** RECORD EXCERPTS follows **

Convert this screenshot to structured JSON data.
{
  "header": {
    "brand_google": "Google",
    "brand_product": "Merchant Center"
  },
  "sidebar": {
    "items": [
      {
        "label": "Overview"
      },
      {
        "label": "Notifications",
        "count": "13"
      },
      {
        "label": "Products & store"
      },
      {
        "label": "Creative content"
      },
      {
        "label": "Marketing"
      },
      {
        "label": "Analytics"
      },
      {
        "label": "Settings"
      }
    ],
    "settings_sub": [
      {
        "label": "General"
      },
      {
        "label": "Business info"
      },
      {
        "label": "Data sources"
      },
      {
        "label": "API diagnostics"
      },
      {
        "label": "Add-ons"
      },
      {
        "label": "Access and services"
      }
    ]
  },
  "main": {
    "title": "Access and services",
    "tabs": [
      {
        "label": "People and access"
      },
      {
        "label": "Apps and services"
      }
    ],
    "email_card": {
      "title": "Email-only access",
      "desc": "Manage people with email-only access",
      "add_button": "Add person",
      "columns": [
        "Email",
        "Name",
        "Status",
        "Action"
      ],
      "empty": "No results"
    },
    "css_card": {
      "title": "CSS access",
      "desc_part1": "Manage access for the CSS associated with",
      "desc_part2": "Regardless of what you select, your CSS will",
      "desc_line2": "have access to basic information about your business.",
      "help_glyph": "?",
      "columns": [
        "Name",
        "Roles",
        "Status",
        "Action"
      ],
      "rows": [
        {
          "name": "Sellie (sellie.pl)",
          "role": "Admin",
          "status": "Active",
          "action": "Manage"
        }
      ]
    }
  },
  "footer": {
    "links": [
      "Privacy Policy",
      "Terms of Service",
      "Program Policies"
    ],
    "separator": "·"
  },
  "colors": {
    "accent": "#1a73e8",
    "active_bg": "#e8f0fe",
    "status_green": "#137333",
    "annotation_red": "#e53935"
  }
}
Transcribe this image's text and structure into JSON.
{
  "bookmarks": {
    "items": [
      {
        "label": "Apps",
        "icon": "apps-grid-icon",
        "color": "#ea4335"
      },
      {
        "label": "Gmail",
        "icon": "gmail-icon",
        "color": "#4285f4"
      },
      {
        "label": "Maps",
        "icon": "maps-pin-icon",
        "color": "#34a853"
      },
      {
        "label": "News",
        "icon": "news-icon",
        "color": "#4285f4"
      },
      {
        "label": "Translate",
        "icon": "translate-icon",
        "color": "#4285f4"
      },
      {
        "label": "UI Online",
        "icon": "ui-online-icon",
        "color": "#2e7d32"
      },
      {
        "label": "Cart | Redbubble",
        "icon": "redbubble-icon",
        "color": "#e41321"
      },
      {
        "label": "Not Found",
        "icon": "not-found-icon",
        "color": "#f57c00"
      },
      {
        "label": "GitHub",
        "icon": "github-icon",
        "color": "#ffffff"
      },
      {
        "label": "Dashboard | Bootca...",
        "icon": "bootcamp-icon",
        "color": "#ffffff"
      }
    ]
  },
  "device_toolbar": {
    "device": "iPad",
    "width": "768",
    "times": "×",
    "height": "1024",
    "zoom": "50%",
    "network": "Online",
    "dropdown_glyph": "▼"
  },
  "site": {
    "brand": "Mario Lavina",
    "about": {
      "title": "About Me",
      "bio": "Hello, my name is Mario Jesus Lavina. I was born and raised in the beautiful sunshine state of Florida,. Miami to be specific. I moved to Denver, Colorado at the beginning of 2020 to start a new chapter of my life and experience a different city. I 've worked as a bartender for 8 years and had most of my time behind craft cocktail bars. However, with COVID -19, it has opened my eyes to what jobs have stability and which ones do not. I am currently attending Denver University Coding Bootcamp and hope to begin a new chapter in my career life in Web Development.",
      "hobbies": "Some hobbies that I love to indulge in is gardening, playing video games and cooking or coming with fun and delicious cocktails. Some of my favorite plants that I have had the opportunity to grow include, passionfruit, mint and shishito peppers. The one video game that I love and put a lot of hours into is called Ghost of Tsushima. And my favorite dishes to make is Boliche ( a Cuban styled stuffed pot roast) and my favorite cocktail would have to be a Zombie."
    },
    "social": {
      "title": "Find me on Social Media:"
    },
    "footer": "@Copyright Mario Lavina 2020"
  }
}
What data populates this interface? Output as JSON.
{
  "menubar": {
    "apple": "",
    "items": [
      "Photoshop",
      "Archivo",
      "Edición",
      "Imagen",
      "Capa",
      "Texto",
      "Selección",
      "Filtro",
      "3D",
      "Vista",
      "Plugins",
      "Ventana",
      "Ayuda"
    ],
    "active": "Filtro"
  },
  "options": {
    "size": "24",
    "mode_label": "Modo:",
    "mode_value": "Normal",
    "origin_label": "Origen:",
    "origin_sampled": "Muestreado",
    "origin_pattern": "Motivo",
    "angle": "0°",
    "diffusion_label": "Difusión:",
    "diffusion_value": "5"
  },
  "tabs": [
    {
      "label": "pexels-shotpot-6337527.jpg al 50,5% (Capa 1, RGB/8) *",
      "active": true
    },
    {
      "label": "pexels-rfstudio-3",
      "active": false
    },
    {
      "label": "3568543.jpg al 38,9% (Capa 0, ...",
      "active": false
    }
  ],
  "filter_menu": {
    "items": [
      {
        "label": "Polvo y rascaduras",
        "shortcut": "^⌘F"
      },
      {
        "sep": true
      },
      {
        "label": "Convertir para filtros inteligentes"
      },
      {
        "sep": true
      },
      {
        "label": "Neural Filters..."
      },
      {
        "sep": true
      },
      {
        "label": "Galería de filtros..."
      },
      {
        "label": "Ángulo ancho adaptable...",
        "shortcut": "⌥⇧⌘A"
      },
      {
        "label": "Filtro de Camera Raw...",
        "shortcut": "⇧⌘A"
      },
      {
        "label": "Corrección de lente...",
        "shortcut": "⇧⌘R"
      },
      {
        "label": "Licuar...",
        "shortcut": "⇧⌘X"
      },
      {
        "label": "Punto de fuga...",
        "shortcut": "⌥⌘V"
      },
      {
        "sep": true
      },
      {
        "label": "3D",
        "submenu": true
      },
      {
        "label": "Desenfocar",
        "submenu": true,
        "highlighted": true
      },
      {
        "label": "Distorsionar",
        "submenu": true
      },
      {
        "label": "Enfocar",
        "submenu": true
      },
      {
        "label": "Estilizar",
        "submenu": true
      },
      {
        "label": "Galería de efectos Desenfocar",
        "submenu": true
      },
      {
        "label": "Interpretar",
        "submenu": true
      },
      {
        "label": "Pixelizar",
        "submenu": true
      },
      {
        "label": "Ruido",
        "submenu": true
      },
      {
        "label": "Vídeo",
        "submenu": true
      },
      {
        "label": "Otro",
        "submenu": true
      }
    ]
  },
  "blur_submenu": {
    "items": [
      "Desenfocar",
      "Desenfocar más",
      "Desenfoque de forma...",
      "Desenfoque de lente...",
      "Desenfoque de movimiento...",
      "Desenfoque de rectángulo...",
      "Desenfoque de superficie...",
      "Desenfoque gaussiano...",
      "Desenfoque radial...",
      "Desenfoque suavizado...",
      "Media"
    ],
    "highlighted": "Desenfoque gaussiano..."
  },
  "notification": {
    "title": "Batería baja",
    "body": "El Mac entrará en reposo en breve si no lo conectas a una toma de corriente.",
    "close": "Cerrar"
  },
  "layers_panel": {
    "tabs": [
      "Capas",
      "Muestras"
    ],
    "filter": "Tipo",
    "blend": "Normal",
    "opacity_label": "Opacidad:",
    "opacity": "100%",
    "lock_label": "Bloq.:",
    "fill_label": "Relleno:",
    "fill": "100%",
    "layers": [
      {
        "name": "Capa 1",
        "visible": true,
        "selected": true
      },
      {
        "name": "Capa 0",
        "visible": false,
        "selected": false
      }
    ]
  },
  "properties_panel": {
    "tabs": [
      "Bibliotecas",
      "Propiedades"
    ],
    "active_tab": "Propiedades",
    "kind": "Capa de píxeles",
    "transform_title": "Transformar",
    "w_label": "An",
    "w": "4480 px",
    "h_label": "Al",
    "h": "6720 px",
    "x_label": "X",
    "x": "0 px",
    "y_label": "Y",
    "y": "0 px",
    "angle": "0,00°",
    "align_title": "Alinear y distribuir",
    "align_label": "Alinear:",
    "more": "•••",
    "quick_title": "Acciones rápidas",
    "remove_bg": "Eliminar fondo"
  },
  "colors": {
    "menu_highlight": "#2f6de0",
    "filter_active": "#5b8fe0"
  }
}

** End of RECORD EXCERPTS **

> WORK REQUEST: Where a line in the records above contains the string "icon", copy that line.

> YOUR RESPONSE:
        "icon": "apps-grid-icon",
        "icon": "gmail-icon",
        "icon": "maps-pin-icon",
        "icon": "news-icon",
        "icon": "translate-icon",
        "icon": "ui-online-icon",
        "icon": "redbubble-icon",
        "icon": "not-found-icon",
        "icon": "github-icon",
        "icon": "bootcamp-icon",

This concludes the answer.